## How to complete this task
Every picture should be left out, but the lines below must be repeated exactly.
*** Opening Data excerpts ***
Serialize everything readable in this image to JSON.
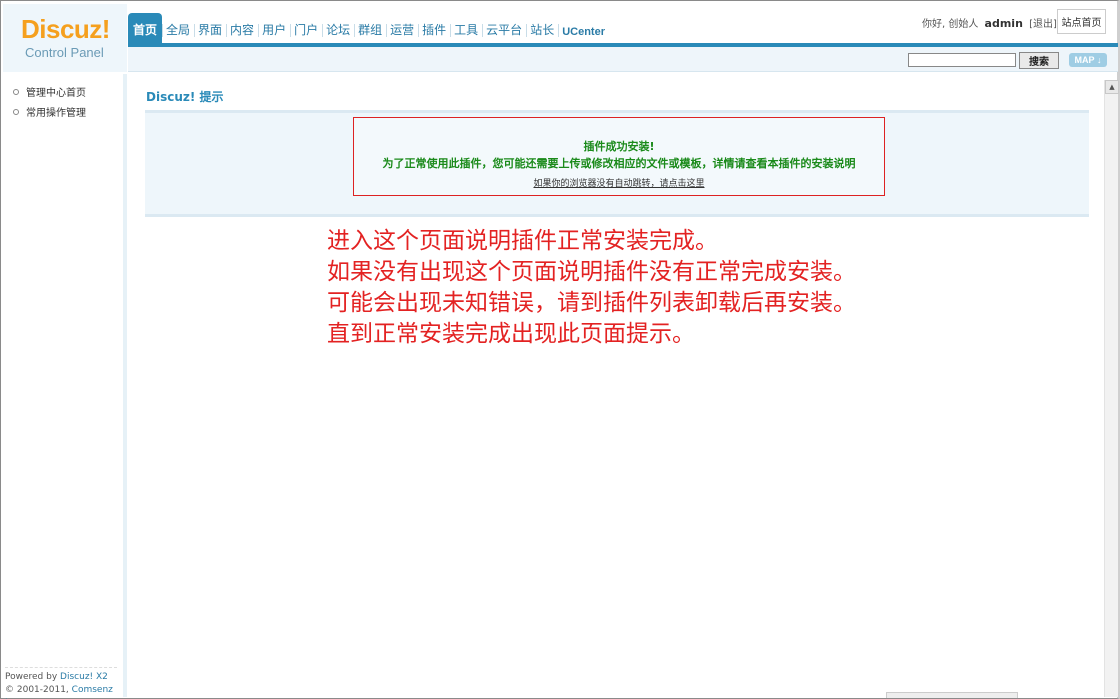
{
  "logo": {
    "text": "Discuz!",
    "subtitle": "Control Panel"
  },
  "nav": {
    "items": [
      "首页",
      "全局",
      "界面",
      "内容",
      "用户",
      "门户",
      "论坛",
      "群组",
      "运营",
      "插件",
      "工具",
      "云平台",
      "站长",
      "UCenter"
    ],
    "active_index": 0
  },
  "user": {
    "greeting": "你好, 创始人",
    "name": "admin",
    "logout": "[退出]",
    "site_home": "站点首页"
  },
  "search": {
    "button": "搜索",
    "map": "MAP"
  },
  "sidebar": {
    "items": [
      {
        "label": "管理中心首页"
      },
      {
        "label": "常用操作管理"
      }
    ]
  },
  "footer": {
    "powered_prefix": "Powered by",
    "powered_link": "Discuz! X2",
    "copyright_prefix": "© 2001-2011,",
    "copyright_link": "Comsenz Inc."
  },
  "content": {
    "title": "Discuz! 提示",
    "notice_title": "插件成功安装!",
    "notice_text": "为了正常使用此插件，您可能还需要上传或修改相应的文件或模板，详情请查看本插件的安装说明",
    "notice_link": "如果你的浏览器没有自动跳转，请点击这里"
  },
  "annotation": {
    "lines": [
      "进入这个页面说明插件正常安装完成。",
      "如果没有出现这个页面说明插件没有正常完成安装。",
      "可能会出现未知错误，请到插件列表卸载后再安装。",
      "直到正常安装完成出现此页面提示。"
    ]
  },
  "colors": {
    "accent": "#2a8ab8",
    "logo": "#f5a01e",
    "annotation": "#e32222",
    "success": "#1a8a1a"
  }
}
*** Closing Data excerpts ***
## Task response
Serialize everything readable in this image to JSON.
{
  "logo": {
    "text": "Discuz!",
    "subtitle": "Control Panel"
  },
  "nav": {
    "items": [
      "首页",
      "全局",
      "界面",
      "内容",
      "用户",
      "门户",
      "论坛",
      "群组",
      "运营",
      "插件",
      "工具",
      "云平台",
      "站长",
      "UCenter"
    ],
    "active_index": 0
  },
  "user": {
    "greeting": "你好, 创始人",
    "name": "admin",
    "logout": "[退出]",
    "site_home": "站点首页"
  },
  "search": {
    "button": "搜索",
    "map": "MAP"
  },
  "sidebar": {
    "items": [
      {
        "label": "管理中心首页"
      },
      {
        "label": "常用操作管理"
      }
    ]
  },
  "footer": {
    "powered_prefix": "Powered by",
    "powered_link": "Discuz! X2",
    "copyright_prefix": "© 2001-2011,",
    "copyright_link": "Comsenz Inc."
  },
  "content": {
    "title": "Discuz! 提示",
    "notice_title": "插件成功安装!",
    "notice_text": "为了正常使用此插件，您可能还需要上传或修改相应的文件或模板，详情请查看本插件的安装说明",
    "notice_link": "如果你的浏览器没有自动跳转，请点击这里"
  },
  "annotation": {
    "lines": [
      "进入这个页面说明插件正常安装完成。",
      "如果没有出现这个页面说明插件没有正常完成安装。",
      "可能会出现未知错误，请到插件列表卸载后再安装。",
      "直到正常安装完成出现此页面提示。"
    ]
  },
  "colors": {
    "accent": "#2a8ab8",
    "logo": "#f5a01e",
    "annotation": "#e32222",
    "success": "#1a8a1a"
  }
}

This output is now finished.